- Airport information for Calverton Executive Airpark (IATA:CTO, FAA:3C8) at Great Circle Mapper.
- FAA Airport Master Record for 3C8 ( PDF), effective 2007-10-25
- "2008 Zoning Map" (West). Town of Riverhead. Retrieved October 30, 2008.
- Naval Weapons Industrial Reserve Plant - EPA ID Number: NYD003995198 - January 2006
- Nir, Sarah Maslin (January 12, 2013). "Dried Out and Title-Scrubbed, Flooded Cars Lure the Unwary". The New York Times. Retrieved 2013-01-12.
- Riverhead officials approve ski mountain project - Newsday - January 3, 2008
- "Paterson Announces Economic Recovery Funding For Long Island Rail Spur - Riverhead, NY". Hamptons.com. 2010-02-11. Retrieved 2010-03-16.
- "Freight spur construction on Long Island moves forward". Railway Age. February 12, 2010. Retrieved 2013-06-27.
- The Nature Conservancy. Geospatial analysis of grasslands on Long Island.

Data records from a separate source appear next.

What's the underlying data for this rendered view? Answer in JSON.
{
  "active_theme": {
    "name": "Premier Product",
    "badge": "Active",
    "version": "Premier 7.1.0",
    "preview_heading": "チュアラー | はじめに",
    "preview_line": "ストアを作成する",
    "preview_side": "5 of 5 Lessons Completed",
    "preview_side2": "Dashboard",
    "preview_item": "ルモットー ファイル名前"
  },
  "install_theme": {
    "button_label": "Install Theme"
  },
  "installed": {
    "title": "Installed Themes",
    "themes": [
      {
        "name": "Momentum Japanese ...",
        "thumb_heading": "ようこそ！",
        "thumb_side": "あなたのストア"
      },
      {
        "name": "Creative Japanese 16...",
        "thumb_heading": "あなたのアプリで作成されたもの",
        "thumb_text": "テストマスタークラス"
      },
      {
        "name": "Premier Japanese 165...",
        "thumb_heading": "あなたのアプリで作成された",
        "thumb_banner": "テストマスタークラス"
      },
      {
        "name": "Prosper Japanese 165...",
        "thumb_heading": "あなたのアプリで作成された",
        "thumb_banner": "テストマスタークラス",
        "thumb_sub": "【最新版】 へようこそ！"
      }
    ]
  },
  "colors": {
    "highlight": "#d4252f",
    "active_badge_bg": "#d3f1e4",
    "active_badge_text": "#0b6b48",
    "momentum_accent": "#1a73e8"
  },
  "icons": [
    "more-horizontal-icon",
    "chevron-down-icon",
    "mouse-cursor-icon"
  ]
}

- Kilgannon, Corey (March 14, 2008). "A Party of Four at a Foraging Spot". The New York Times. Retrieved 2009-08-02.
- Smith, Jennifer (February 6, 2008). "State: Owl species likely to delay LI development". Newsday. Retrieved 2009-08-02.
- National Audubon Society's Avian Inventory and Monitoring (AIM) Survey Program
- New York State Breeding Bird Atlas. Conducted and published by NYS Department of Environmental Conservation
- New York State Amphibian and Reptile Atlas Project ("Herp Atlas"). Conducted and published by the NYS Department of Environmental Conservation
- Eastern Hognose Snake Survey, US Fish and Wildlife Service and Rutgers University conducted by Jeremy Feinberg
|Wikimedia Commons has media related to Calverton Executive Airpark.|